As California prepares to replace Gov. Gray Davis on Monday, Ted Costa, theoretically, should feel like the heartiest partyer in town.
He was, after all, the guy who launched the revolt -- who, famously now, went on talk radio at 5 a.m. one winter day after Davis' second election and announced he was taking out papers to recall him.
The guy who returned to the cinder block mini-mall office of his tax reform group here behind a Krispy Kreme doughnut outlet to find a queue of Davis bashers stretched around the building.
Who, long before anyone knew about Rep. Darrell Issa's incoming $2 million, had assembled an entire backroom of disgruntled petition processors.
But Costa sat in his office the other day, as suspicious as ever. The reason? Less than a week before the swearing in of Gov. Arnold Schwarzenegger, he was also the guy who still hadn't been invited to the inaugural.
"We e-mailed and we called the day he announced for governor and said we'd like to meet with them, but no answer," said Costa, greeting a visitor to the People's Advocate, his now-famous grass-roots organization. "I assumed their staff was too busy arranging their lunch schedules to talk about reform."
He sounded bothered, but appeared less so. "I haven't gotten along with any of the past governors," he noted by way of explanation, but he didn't sound especially regretful.
Much of the passion behind his organization stems from the demographic that, just on principle, has issues with professional politicians and the moneyed classes who back them -- "blue-collar people, people who listen to talk radio," as Costa describes them. In Costa's circles, not getting along with governors can be good.
During the campaign, he was portrayed as the eccentric head of a loose-marble movement -- "the crackpot-in-chief," one account summed up the perception. He didn't mind. Costa drives a falling-apart Ford, wears his hair in a comb-over and lives in a house that his wife has decorated with a 2,000-pound statue of Abraham Lincoln.

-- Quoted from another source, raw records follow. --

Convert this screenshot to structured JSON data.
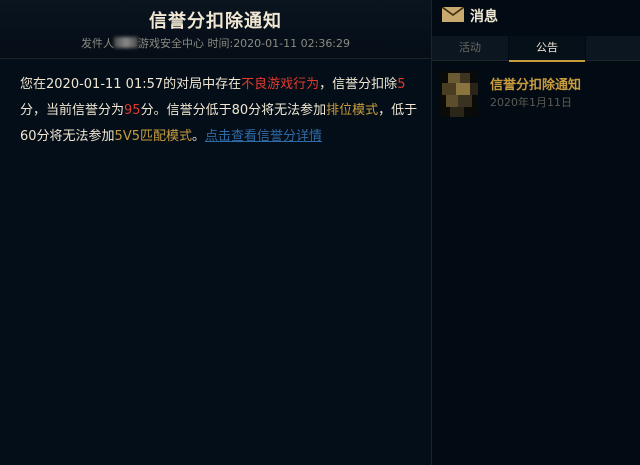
{
  "detail": {
    "title": "信誉分扣除通知",
    "sender_label": "发件人",
    "sender_suffix": "游戏安全中心",
    "time_label": "时间:",
    "time_value": "2020-01-11 02:36:29",
    "body": {
      "seg1": "您在2020-01-11 01:57的对局中存在",
      "seg2_red": "不良游戏行为",
      "seg3": "，信誉分扣除",
      "seg4_red": "5",
      "seg5": "分，当前信誉分为",
      "seg6_red": "95",
      "seg7": "分。信誉分低于80分将无法参加",
      "seg8_gold": "排位模式",
      "seg9": "，低于60分将无法参加",
      "seg10_gold": "5V5匹配模式",
      "seg11": "。",
      "link": "点击查看信誉分详情"
    }
  },
  "panel": {
    "title": "消息",
    "icon": "mail-icon",
    "tabs": [
      "活动",
      "公告"
    ],
    "active_tab": "公告"
  },
  "notices": [
    {
      "title": "信誉分扣除通知",
      "date": "2020年1月11日"
    }
  ],
  "colors": {
    "accent_gold": "#c89b3c",
    "warning_red": "#e03a2f",
    "link_blue": "#2e6aa6",
    "background": "#010a13"
  }
}
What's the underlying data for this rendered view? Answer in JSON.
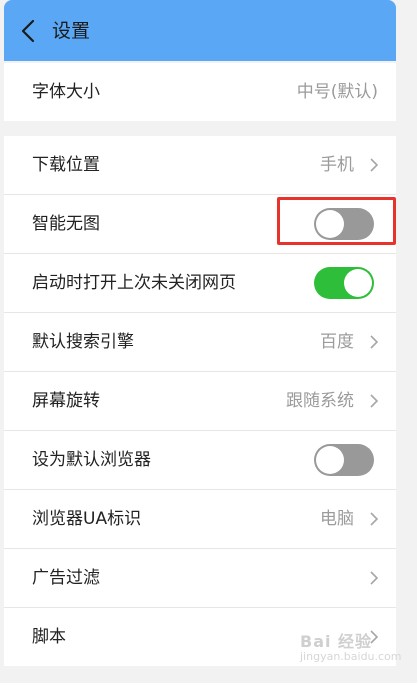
{
  "header": {
    "title": "设置",
    "back_icon": "chevron-left-icon"
  },
  "group1": [
    {
      "label": "字体大小",
      "value": "中号(默认)"
    }
  ],
  "group2": [
    {
      "label": "下载位置",
      "value": "手机",
      "type": "link"
    },
    {
      "label": "智能无图",
      "type": "toggle",
      "state": "off"
    },
    {
      "label": "启动时打开上次未关闭网页",
      "type": "toggle",
      "state": "on"
    },
    {
      "label": "默认搜索引擎",
      "value": "百度",
      "type": "link"
    },
    {
      "label": "屏幕旋转",
      "value": "跟随系统",
      "type": "link"
    },
    {
      "label": "设为默认浏览器",
      "type": "toggle",
      "state": "off"
    },
    {
      "label": "浏览器UA标识",
      "value": "电脑",
      "type": "link"
    },
    {
      "label": "广告过滤",
      "value": "",
      "type": "link"
    },
    {
      "label": "脚本",
      "value": "",
      "type": "link"
    }
  ],
  "watermark": {
    "text": "Bai 经验",
    "sub": "jingyan.baidu.com"
  },
  "colors": {
    "header": "#5aa8f5",
    "toggle_on": "#2fbe3a",
    "toggle_off": "#999999",
    "highlight": "#e8322c"
  }
}
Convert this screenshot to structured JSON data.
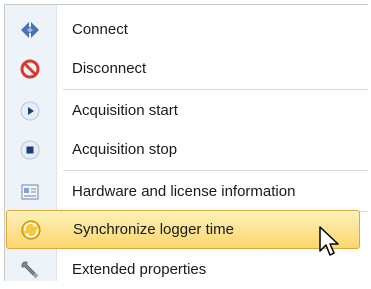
{
  "menu": {
    "items": [
      {
        "label": "Connect",
        "icon": "connect-icon"
      },
      {
        "label": "Disconnect",
        "icon": "disconnect-icon"
      },
      {
        "label": "Acquisition start",
        "icon": "play-icon"
      },
      {
        "label": "Acquisition stop",
        "icon": "stop-icon"
      },
      {
        "label": "Hardware and license information",
        "icon": "info-card-icon"
      },
      {
        "label": "Synchronize logger time",
        "icon": "clock-sync-icon"
      },
      {
        "label": "Extended properties",
        "icon": "wrench-icon"
      }
    ],
    "highlighted_index": 5
  },
  "colors": {
    "highlight_top": "#fdf1b9",
    "highlight_bottom": "#fbd66e",
    "gutter": "#eef3fa"
  }
}
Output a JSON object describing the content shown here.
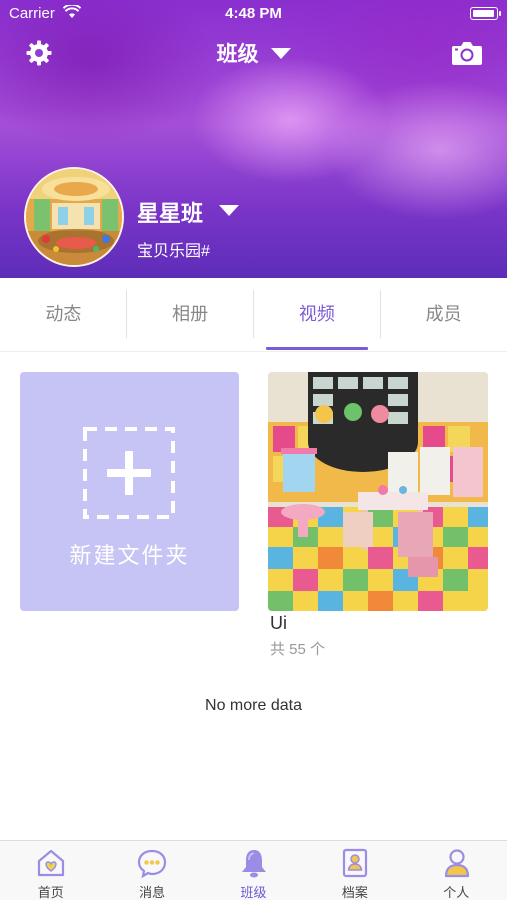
{
  "status_bar": {
    "carrier": "Carrier",
    "time": "4:48 PM"
  },
  "header": {
    "title": "班级",
    "class_name": "星星班",
    "school_name": "宝贝乐园#"
  },
  "tabs": [
    {
      "label": "动态",
      "active": false
    },
    {
      "label": "相册",
      "active": false
    },
    {
      "label": "视频",
      "active": true
    },
    {
      "label": "成员",
      "active": false
    }
  ],
  "new_folder": {
    "label": "新建文件夹"
  },
  "videos": [
    {
      "name": "Ui",
      "count": "共 55 个"
    }
  ],
  "footer_text": "No more data",
  "bottom_nav": [
    {
      "label": "首页",
      "icon": "home-heart-icon",
      "active": false
    },
    {
      "label": "消息",
      "icon": "message-bubble-icon",
      "active": false
    },
    {
      "label": "班级",
      "icon": "bell-icon",
      "active": true
    },
    {
      "label": "档案",
      "icon": "profile-card-icon",
      "active": false
    },
    {
      "label": "个人",
      "icon": "person-icon",
      "active": false
    }
  ],
  "colors": {
    "accent": "#7b5cd6",
    "header_purple": "#8a2fd0",
    "new_folder_bg": "#c5c4f4",
    "nav_icon": "#9b8de6"
  }
}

He was wearing a suit on this day, explaining that he finally was worn down by press accounts dwelling on his disheveled appearance. When he speaks, he sometimes punctuates his thoughts with "Mmm-hmm" sounds that bring to mind, ever so slightly, the lead character in the movie "Sling Blade."
But notwithstanding his appearance, Costa and his constituency have, over time, become a powerful element in California politics, a ubiquitous ember that, in times of frustration, has ignited more than its share of populist wildfires.
Costa himself has been politically active since Proposition 13. Among the governors whom he has publicly needled is former Gov. Pete Wilson, whose supporters coalesced around Schwarzenegger. ("Ted Costa marches to his own drummer -- what can I say?" said one former Wilson advisor. "Other than that, I don't want to go there.")
So Costa wasn't surprised that, as the recall gained traction -- along with funding by Issa, and later, others -- its rich, famous front-runner chose to remain distant from the recall's angry, class-based beginnings. Still, Costa did technically get the ball rolling for the Republicans, and by last week, when invitations started to go out, Costa was telling people he didn't care whether he went, that he didn't go in for fancy parties.
"I'll watch it on TV from my office," he said earlier this week. "Mmm-hmm. I'll get a better view anyway from there. Mmm-hmm."
After a conversation with a Times reporter, however, he said he called someone who knew someone in the Schwarzenegger camp, and conveyed the fact that a reporter was asking whether he'd received an invitation. By Tuesday, he was smiling: still no invitation -- it was Veterans Day, so there was no mail -- but a contact who knew the Schwarzenegger people had put in a word and gotten back to him via e-mail.
"You have been invited," it said. "If you don't receive invite by end of week let me know."
By Friday morning, Costa was still waiting, but Marty Wilson, executive director of Schwarzenegger's swearing-in committee, confirmed it. "Yes, Ted Costa has been invited. I don't know if he's coming or not."
Neither did Costa, who said he has never been to a gubernatorial inauguration.
"If I do," he said, "I'll probably just stand in the back."